- **ABOUT THIS TASK**: Tally the lines in the data below in which the word "left" occurs, then give only the total.

- **PROVIDED ENTRIES**:
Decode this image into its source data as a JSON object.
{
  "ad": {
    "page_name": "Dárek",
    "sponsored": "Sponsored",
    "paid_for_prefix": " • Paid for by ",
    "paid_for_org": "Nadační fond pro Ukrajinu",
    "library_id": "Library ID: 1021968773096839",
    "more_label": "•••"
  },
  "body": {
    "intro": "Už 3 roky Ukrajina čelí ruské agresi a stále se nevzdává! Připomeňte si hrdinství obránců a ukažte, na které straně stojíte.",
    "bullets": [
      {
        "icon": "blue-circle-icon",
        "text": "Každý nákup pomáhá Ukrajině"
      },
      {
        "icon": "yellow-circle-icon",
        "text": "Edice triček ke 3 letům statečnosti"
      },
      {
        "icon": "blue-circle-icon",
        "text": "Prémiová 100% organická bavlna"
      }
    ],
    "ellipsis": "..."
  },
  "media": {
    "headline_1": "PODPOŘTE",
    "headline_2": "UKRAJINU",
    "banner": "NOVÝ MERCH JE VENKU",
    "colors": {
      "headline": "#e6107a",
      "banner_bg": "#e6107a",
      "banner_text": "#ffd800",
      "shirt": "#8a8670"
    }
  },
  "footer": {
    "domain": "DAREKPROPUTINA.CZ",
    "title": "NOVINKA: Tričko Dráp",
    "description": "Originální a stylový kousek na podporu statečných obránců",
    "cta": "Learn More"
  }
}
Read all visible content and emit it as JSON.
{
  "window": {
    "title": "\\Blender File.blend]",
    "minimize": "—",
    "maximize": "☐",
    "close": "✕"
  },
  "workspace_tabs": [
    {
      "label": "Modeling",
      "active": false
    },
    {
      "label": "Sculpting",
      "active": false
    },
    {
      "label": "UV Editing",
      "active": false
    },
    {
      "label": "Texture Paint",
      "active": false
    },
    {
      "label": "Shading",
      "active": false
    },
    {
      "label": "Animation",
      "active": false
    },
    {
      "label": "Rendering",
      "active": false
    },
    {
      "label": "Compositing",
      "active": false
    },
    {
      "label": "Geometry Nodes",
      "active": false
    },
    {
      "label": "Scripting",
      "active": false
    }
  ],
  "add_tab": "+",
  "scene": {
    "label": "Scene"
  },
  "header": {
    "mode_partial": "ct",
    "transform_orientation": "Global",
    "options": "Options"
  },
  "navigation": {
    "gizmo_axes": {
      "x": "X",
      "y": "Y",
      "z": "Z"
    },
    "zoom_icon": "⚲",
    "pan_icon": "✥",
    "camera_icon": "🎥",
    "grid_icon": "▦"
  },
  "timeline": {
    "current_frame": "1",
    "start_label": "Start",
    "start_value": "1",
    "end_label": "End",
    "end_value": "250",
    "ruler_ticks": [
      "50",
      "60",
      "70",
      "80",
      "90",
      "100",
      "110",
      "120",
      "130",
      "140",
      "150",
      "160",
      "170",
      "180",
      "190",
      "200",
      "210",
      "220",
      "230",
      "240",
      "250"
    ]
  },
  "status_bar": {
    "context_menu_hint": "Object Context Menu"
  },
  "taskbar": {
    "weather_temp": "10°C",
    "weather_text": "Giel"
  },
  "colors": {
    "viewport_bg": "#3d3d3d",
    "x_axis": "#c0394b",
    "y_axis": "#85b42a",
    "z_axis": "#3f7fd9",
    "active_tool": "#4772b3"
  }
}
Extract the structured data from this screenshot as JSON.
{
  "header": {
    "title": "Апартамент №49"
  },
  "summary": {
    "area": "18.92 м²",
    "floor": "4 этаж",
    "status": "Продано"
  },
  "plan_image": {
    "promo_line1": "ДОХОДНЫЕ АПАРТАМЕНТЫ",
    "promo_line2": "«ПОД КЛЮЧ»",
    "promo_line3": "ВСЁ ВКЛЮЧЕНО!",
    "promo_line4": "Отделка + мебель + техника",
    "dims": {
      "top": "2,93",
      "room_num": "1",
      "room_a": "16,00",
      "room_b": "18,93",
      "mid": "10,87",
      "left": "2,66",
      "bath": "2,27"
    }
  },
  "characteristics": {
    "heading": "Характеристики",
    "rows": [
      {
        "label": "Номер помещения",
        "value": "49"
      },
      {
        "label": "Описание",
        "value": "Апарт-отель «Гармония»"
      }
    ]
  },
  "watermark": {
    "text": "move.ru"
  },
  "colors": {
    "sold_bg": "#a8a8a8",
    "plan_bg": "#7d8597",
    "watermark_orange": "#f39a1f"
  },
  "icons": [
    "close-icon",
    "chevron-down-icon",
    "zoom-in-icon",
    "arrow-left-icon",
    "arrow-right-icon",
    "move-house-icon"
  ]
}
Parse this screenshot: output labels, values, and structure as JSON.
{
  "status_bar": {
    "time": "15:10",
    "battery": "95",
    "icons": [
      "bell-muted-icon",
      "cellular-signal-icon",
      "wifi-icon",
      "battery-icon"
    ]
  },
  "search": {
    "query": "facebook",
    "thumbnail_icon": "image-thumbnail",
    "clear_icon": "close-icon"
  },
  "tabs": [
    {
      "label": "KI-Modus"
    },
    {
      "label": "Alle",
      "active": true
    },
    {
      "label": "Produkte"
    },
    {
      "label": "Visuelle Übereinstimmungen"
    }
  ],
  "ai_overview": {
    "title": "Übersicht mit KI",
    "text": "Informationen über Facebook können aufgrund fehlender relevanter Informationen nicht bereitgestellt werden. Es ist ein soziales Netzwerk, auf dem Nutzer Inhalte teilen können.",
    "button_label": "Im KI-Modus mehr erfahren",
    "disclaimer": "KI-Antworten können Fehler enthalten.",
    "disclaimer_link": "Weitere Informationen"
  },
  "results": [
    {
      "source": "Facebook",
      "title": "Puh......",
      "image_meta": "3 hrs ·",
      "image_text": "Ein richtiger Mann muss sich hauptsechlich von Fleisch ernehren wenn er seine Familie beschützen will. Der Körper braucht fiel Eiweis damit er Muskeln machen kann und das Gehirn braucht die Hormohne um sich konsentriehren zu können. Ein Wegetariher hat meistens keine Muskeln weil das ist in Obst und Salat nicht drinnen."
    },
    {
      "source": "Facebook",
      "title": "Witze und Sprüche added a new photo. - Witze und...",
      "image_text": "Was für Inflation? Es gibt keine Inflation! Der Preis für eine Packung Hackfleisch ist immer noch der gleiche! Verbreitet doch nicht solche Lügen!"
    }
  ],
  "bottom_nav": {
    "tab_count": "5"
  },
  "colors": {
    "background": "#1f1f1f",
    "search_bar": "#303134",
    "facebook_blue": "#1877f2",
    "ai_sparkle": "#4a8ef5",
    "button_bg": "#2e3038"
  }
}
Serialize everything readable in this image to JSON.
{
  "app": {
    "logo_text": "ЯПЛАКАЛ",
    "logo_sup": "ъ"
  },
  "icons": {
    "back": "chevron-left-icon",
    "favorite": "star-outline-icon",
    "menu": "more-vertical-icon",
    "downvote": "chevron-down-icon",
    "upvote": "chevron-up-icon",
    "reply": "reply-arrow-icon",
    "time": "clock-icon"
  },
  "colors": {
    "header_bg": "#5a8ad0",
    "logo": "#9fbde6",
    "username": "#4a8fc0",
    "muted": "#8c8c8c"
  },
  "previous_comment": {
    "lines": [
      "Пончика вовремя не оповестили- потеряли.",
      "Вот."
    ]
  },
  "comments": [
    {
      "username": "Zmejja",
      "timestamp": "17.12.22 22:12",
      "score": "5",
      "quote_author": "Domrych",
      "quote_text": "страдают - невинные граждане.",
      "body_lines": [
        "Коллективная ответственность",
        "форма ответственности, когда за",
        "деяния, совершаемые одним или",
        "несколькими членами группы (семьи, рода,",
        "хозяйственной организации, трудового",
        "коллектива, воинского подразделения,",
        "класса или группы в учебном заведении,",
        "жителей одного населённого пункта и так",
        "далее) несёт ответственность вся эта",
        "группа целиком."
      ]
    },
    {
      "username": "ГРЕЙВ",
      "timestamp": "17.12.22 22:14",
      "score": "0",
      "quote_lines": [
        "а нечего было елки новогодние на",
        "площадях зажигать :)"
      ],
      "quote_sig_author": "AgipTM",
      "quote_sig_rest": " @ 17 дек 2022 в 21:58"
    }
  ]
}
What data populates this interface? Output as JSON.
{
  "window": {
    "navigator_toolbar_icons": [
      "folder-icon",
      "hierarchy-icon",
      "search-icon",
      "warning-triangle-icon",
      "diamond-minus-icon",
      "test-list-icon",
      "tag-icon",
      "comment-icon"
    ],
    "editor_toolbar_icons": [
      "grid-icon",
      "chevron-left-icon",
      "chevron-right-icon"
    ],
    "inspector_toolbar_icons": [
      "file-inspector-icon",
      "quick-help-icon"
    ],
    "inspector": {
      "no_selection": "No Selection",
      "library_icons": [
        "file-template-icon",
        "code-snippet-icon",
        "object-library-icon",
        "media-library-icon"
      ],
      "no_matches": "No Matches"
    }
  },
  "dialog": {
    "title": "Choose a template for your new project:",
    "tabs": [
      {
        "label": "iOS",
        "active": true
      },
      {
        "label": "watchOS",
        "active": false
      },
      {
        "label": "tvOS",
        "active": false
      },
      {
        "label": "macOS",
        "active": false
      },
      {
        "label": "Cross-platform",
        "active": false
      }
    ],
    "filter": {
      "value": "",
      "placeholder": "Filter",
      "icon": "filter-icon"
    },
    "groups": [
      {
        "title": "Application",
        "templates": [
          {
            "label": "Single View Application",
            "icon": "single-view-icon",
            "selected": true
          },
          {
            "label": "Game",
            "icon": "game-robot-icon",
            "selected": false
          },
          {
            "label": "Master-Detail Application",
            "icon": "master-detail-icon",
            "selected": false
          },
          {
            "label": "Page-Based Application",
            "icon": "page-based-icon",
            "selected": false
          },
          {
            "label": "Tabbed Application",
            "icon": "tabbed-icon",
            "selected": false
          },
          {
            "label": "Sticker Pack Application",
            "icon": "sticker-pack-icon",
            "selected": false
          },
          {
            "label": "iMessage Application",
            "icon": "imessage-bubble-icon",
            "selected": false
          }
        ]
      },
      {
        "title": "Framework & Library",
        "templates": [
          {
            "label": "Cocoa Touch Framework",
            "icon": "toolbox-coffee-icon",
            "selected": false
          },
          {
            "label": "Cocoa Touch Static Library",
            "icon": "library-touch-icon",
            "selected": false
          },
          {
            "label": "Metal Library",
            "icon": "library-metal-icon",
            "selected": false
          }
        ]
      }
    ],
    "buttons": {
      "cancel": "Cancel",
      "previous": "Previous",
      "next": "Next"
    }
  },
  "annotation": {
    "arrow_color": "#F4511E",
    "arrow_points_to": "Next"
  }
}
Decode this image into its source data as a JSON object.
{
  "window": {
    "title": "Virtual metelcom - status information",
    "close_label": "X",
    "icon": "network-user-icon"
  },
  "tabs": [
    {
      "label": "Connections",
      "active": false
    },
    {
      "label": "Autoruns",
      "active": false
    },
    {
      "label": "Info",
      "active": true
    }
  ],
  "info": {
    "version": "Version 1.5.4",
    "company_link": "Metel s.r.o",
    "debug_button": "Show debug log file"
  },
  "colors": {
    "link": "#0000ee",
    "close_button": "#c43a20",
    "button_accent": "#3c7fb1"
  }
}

- **EXERCISE SOLUTION**: 4